CC by: zeevveez
General Mills — the giant food conglomerate behind Cheerios, Chex, and Wheaties, as well as Betty Crocker, Macaroni Grill, Yoplait, and Nature Valley — has quietly changed the legal terms on its website, The New York Times noticed. Now, if you interact with any of those brands online — download coupons, "like" or "join" it on Facebook, or enter a sweepstakes, for example — you give up all rights to sue the company and instead have to settle your grievances through arbitration.
And General Mills isn't shying away from its new policy under scrutiny from the press. In fact, "in language added on Tuesday after The New York Times contacted it about the changes, General Mills seemed to go even further, suggesting that buying its products would bind consumers to those terms," reports Stephanie Strom. Other companies, notably credit cards and cellphone services, have added similar language to their customer contracts, but a food company trying to block lawsuits is an escalation.

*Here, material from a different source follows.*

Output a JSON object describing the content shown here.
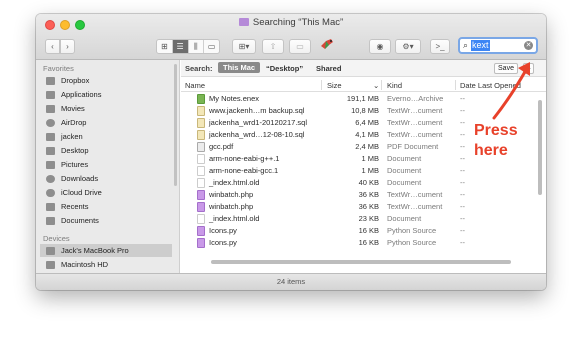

Will the courts uphold General Mills' new contract? Scott L. Nelson, a Public Citizen lawyer, tells The Times that he doesn't think a judge would go along for an aggrieved customer who merely visited General Mills' website, "but we really don't know." It's a pretty safe bet, he added, that "there will be some subpoenas for computer hard drives in the future." Read the entire article in The New York Times.